======== Entries provided ========

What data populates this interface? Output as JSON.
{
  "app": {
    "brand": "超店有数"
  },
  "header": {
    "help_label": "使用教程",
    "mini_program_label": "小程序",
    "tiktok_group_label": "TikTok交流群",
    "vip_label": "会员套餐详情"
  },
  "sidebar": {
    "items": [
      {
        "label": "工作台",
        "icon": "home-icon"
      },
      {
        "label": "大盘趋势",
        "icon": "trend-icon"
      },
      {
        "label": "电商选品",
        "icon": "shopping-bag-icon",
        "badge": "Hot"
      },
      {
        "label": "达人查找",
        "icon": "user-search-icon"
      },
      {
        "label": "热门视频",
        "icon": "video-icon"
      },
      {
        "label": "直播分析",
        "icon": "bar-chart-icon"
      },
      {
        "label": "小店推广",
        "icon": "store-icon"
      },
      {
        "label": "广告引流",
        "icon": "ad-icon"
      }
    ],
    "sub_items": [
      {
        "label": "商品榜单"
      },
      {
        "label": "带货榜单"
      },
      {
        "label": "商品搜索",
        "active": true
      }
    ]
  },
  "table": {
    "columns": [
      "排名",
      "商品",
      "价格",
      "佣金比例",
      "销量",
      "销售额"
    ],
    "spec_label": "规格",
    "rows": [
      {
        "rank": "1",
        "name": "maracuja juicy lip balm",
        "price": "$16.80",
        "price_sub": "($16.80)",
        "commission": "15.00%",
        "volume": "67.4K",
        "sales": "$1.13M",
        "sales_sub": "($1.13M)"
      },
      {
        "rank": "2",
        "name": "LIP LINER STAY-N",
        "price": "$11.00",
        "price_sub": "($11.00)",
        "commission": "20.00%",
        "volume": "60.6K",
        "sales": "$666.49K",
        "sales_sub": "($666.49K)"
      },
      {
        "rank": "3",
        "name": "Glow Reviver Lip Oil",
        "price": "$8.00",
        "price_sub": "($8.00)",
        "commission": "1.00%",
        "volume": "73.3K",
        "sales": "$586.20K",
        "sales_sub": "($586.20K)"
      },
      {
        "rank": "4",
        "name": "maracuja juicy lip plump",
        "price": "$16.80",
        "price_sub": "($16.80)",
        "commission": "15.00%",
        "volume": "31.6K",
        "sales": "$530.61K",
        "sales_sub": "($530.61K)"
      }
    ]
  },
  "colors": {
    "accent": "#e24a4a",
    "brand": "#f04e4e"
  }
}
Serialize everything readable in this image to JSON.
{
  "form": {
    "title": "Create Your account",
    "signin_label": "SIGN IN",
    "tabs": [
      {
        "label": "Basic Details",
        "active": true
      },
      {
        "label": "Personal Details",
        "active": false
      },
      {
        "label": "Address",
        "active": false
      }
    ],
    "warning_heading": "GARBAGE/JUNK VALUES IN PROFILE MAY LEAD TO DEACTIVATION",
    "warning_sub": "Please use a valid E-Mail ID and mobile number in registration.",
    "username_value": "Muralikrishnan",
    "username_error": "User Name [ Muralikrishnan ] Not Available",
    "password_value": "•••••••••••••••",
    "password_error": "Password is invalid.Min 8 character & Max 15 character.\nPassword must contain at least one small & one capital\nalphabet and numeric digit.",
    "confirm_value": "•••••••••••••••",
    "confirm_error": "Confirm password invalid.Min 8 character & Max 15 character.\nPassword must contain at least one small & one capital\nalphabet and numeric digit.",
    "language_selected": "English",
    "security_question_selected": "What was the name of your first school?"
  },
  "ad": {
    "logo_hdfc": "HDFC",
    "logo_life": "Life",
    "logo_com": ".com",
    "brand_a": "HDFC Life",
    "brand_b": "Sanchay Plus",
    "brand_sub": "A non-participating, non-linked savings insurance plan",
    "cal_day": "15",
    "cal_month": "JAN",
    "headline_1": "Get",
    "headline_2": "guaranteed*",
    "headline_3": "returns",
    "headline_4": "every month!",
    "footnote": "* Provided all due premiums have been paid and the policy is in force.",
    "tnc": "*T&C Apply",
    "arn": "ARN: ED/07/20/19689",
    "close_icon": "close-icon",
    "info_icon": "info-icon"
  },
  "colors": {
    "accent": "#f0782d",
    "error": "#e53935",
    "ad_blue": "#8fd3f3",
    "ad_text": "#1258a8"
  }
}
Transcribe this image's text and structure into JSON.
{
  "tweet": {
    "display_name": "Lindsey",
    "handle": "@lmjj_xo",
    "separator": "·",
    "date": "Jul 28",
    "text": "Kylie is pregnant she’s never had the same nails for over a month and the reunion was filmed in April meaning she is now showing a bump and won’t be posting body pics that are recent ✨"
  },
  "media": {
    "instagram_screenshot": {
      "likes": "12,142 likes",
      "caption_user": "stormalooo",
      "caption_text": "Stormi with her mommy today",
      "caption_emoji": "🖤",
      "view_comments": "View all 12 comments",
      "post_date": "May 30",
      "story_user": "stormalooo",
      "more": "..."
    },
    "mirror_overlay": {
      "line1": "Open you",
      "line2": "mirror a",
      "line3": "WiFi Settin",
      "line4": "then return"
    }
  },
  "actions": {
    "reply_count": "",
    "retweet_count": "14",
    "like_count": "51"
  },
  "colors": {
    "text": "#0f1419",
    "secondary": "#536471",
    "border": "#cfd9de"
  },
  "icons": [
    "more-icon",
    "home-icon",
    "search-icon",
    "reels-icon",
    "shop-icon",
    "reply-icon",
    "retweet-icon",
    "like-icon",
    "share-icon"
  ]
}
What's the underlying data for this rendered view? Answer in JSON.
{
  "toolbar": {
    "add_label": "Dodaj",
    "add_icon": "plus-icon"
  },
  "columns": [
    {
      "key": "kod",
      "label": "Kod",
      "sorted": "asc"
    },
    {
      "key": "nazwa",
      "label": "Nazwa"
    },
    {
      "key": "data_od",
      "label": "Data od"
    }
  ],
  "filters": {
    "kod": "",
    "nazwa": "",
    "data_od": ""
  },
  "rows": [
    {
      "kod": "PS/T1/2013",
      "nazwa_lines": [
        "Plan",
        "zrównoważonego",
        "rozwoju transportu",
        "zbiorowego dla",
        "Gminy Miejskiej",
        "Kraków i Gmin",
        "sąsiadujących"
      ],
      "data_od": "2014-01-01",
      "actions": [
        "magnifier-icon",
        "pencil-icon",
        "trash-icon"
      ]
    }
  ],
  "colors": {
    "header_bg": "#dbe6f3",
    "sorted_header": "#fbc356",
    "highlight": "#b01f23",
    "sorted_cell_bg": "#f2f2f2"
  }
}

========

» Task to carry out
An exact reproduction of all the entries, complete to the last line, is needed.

» Answer to this task
What data populates this interface? Output as JSON.
{
  "app": {
    "brand": "超店有数"
  },
  "header": {
    "help_label": "使用教程",
    "mini_program_label": "小程序",
    "tiktok_group_label": "TikTok交流群",
    "vip_label": "会员套餐详情"
  },
  "sidebar": {
    "items": [
      {
        "label": "工作台",
        "icon": "home-icon"
      },
      {
        "label": "大盘趋势",
        "icon": "trend-icon"
      },
      {
        "label": "电商选品",
        "icon": "shopping-bag-icon",
        "badge": "Hot"
      },
      {
        "label": "达人查找",
        "icon": "user-search-icon"
      },
      {
        "label": "热门视频",
        "icon": "video-icon"
      },
      {
        "label": "直播分析",
        "icon": "bar-chart-icon"
      },
      {
        "label": "小店推广",
        "icon": "store-icon"
      },
      {
        "label": "广告引流",
        "icon": "ad-icon"
      }
    ],
    "sub_items": [
      {
        "label": "商品榜单"
      },
      {
        "label": "带货榜单"
      },
      {
        "label": "商品搜索",
        "active": true
      }
    ]
  },
  "table": {
    "columns": [
      "排名",
      "商品",
      "价格",
      "佣金比例",
      "销量",
      "销售额"
    ],
    "spec_label": "规格",
    "rows": [
      {
        "rank": "1",
        "name": "maracuja juicy lip balm",
        "price": "$16.80",
        "price_sub": "($16.80)",
        "commission": "15.00%",
        "volume": "67.4K",
        "sales": "$1.13M",
        "sales_sub": "($1.13M)"
      },
      {
        "rank": "2",
        "name": "LIP LINER STAY-N",
        "price": "$11.00",
        "price_sub": "($11.00)",
        "commission": "20.00%",
        "volume": "60.6K",
        "sales": "$666.49K",
        "sales_sub": "($666.49K)"
      },
      {
        "rank": "3",
        "name": "Glow Reviver Lip Oil",
        "price": "$8.00",
        "price_sub": "($8.00)",
        "commission": "1.00%",
        "volume": "73.3K",
        "sales": "$586.20K",
        "sales_sub": "($586.20K)"
      },
      {
        "rank": "4",
        "name": "maracuja juicy lip plump",
        "price": "$16.80",
        "price_sub": "($16.80)",
        "commission": "15.00%",
        "volume": "31.6K",
        "sales": "$530.61K",
        "sales_sub": "($530.61K)"
      }
    ]
  },
  "colors": {
    "accent": "#e24a4a",
    "brand": "#f04e4e"
  }
}
Serialize everything readable in this image to JSON.
{
  "form": {
    "title": "Create Your account",
    "signin_label": "SIGN IN",
    "tabs": [
      {
        "label": "Basic Details",
        "active": true
      },
      {
        "label": "Personal Details",
        "active": false
      },
      {
        "label": "Address",
        "active": false
      }
    ],
    "warning_heading": "GARBAGE/JUNK VALUES IN PROFILE MAY LEAD TO DEACTIVATION",
    "warning_sub": "Please use a valid E-Mail ID and mobile number in registration.",
    "username_value": "Muralikrishnan",
    "username_error": "User Name [ Muralikrishnan ] Not Available",
    "password_value": "•••••••••••••••",
    "password_error": "Password is invalid.Min 8 character & Max 15 character.\nPassword must contain at least one small & one capital\nalphabet and numeric digit.",
    "confirm_value": "•••••••••••••••",
    "confirm_error": "Confirm password invalid.Min 8 character & Max 15 character.\nPassword must contain at least one small & one capital\nalphabet and numeric digit.",
    "language_selected": "English",
    "security_question_selected": "What was the name of your first school?"
  },
  "ad": {
    "logo_hdfc": "HDFC",
    "logo_life": "Life",
    "logo_com": ".com",
    "brand_a": "HDFC Life",
    "brand_b": "Sanchay Plus",
    "brand_sub": "A non-participating, non-linked savings insurance plan",
    "cal_day": "15",
    "cal_month": "JAN",
    "headline_1": "Get",
    "headline_2": "guaranteed*",
    "headline_3": "returns",
    "headline_4": "every month!",
    "footnote": "* Provided all due premiums have been paid and the policy is in force.",
    "tnc": "*T&C Apply",
    "arn": "ARN: ED/07/20/19689",
    "close_icon": "close-icon",
    "info_icon": "info-icon"
  },
  "colors": {
    "accent": "#f0782d",
    "error": "#e53935",
    "ad_blue": "#8fd3f3",
    "ad_text": "#1258a8"
  }
}
Transcribe this image's text and structure into JSON.
{
  "tweet": {
    "display_name": "Lindsey",
    "handle": "@lmjj_xo",
    "separator": "·",
    "date": "Jul 28",
    "text": "Kylie is pregnant she’s never had the same nails for over a month and the reunion was filmed in April meaning she is now showing a bump and won’t be posting body pics that are recent ✨"
  },
  "media": {
    "instagram_screenshot": {
      "likes": "12,142 likes",
      "caption_user": "stormalooo",
      "caption_text": "Stormi with her mommy today",
      "caption_emoji": "🖤",
      "view_comments": "View all 12 comments",
      "post_date": "May 30",
      "story_user": "stormalooo",
      "more": "..."
    },
    "mirror_overlay": {
      "line1": "Open you",
      "line2": "mirror a",
      "line3": "WiFi Settin",
      "line4": "then return"
    }
  },
  "actions": {
    "reply_count": "",
    "retweet_count": "14",
    "like_count": "51"
  },
  "colors": {
    "text": "#0f1419",
    "secondary": "#536471",
    "border": "#cfd9de"
  },
  "icons": [
    "more-icon",
    "home-icon",
    "search-icon",
    "reels-icon",
    "shop-icon",
    "reply-icon",
    "retweet-icon",
    "like-icon",
    "share-icon"
  ]
}
What's the underlying data for this rendered view? Answer in JSON.
{
  "toolbar": {
    "add_label": "Dodaj",
    "add_icon": "plus-icon"
  },
  "columns": [
    {
      "key": "kod",
      "label": "Kod",
      "sorted": "asc"
    },
    {
      "key": "nazwa",
      "label": "Nazwa"
    },
    {
      "key": "data_od",
      "label": "Data od"
    }
  ],
  "filters": {
    "kod": "",
    "nazwa": "",
    "data_od": ""
  },
  "rows": [
    {
      "kod": "PS/T1/2013",
      "nazwa_lines": [
        "Plan",
        "zrównoważonego",
        "rozwoju transportu",
        "zbiorowego dla",
        "Gminy Miejskiej",
        "Kraków i Gmin",
        "sąsiadujących"
      ],
      "data_od": "2014-01-01",
      "actions": [
        "magnifier-icon",
        "pencil-icon",
        "trash-icon"
      ]
    }
  ],
  "colors": {
    "header_bg": "#dbe6f3",
    "sorted_header": "#fbc356",
    "highlight": "#b01f23",
    "sorted_cell_bg": "#f2f2f2"
  }
}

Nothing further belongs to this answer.